▶ [Data records]:
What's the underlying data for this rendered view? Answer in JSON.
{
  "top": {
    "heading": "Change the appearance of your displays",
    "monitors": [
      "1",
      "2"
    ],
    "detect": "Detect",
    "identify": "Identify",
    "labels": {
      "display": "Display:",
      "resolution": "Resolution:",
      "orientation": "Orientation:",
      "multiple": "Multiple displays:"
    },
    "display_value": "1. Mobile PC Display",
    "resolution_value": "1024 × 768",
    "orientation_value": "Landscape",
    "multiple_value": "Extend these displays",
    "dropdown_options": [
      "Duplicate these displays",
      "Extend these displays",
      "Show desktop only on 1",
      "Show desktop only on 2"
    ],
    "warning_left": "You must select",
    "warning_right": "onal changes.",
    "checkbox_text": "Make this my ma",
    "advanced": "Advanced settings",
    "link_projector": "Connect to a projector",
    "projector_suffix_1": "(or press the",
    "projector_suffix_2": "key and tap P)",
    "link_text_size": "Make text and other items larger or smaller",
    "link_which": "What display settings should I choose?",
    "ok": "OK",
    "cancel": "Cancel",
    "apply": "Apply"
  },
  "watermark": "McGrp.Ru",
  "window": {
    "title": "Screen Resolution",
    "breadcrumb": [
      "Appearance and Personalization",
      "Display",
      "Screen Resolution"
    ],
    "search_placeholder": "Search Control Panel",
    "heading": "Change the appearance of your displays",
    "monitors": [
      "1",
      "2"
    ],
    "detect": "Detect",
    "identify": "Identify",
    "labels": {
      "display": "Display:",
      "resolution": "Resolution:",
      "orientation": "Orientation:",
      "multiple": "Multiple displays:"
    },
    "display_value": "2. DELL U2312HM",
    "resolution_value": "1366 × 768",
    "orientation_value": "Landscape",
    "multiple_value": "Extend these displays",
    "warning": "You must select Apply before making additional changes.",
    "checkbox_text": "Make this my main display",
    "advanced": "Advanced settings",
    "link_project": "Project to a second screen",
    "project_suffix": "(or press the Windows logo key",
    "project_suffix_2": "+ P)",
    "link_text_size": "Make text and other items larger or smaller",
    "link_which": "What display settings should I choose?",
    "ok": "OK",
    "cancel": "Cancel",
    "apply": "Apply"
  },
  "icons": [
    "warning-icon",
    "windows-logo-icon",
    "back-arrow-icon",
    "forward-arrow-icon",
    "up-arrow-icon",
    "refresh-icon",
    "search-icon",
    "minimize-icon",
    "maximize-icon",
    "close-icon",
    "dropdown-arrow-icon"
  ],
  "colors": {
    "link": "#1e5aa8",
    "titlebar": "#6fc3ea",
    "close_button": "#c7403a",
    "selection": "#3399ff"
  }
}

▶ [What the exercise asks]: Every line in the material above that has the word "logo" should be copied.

▶ [Output below]:
    "project_suffix": "(or press the Windows logo key",
    "windows-logo-icon",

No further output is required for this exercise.